DIRECTED BY Drew Goddard
STARS Kristen Connolly, Chris Hemsworth
Stop me if you've heard this one before. Five college kids head to a cabin in the middle of nowhere, hoping for some r&r. Instead, something evil starts picking them off one by one ...
Chris Hemsworth, Jesse Williams, Anna Hutchison, Fran Kranz and Kristen Connolly in The Cabin in the Woods
Unless you've spent your own existence in a cabin in the middle of nowhere, there's no way not to be knowledgeable of this setup, which has powered many a horror flick for approximately four decades and counting. But it's guaranteed that you haven't seen anything quite like The Cabin in the Woods, which uses its ordinary, even boring, title to lull us into a false sense of familiarity.
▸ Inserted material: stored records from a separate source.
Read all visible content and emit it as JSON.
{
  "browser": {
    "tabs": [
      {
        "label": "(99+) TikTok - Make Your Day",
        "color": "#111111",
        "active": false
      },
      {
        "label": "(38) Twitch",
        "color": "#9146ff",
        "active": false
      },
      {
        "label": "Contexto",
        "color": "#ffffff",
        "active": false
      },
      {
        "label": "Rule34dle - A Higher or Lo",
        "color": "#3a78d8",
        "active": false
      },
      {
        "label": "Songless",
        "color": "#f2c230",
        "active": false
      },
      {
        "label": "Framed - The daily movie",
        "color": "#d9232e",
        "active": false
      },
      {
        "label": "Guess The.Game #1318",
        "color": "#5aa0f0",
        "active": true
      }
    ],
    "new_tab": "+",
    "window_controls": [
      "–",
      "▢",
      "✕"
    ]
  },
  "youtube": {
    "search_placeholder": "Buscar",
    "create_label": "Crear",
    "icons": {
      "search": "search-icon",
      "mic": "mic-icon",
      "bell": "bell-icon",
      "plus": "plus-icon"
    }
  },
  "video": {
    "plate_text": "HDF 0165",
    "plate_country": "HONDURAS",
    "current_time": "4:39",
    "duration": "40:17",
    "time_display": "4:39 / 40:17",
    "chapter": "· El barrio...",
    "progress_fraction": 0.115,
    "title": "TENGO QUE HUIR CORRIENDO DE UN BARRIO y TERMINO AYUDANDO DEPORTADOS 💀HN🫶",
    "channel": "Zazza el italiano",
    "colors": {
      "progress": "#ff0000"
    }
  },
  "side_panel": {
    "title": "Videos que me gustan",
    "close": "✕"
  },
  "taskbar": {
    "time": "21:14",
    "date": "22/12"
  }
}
This is no cut-rate slasher flick like Friday the 13th or Cabin Fever; instead, writer-director Drew Goddard and co-scripter Joss Whedon elect to ape Rod Serling by taking viewers on a "journey into a wondrous land of imagination." The Cabin in the Woods isn't quite The Twilight Zone, but it does manage to carve out its own niche zone.
This is a particularly difficult film to cover since the less a potential viewer knows, the better — I daresay even the relatively spoiler-free trailer reveals a bit more than what's desirable. So let's just establish what we can ascertain from the movie's opening act. Five likable students — the sweet Dana (Kristen Connolly), the vivacious Jules (Anna Hutchison), the hunky Curt (Chris "Thor" Hemsworth), the quiet Holden (Jesse Williams) and the perpetually stoned Marty (Fran Kranz) — leave the city and head toward the remote cottage owned by Curt's cousin. Meanwhile, Sitterson (Richard Jenkins) and Hadley (Bradley Whitford), two men who work in what appears to be a science facility, prattle on about the accident of 1998 and take sizable bets from co-workers.
Not enough intel? Sorry, that's all you get here. But rest assured that these two plot strands will eventually find each other. When they do, the film falls into what I believed to be a reversal of misfortune, settling into standard fare with the cynicism elevated to an uncomfortable degree. Silly, shortsighted me. The Cabin in the Woods soon bursts free from this holding pattern, growing ever more outrageous and entertaining as it barrels toward its take-no-prisoners climax and conclusion.
To reveal anything more about this film would be criminal.
But did I mention that the happy frog made me laugh out loud?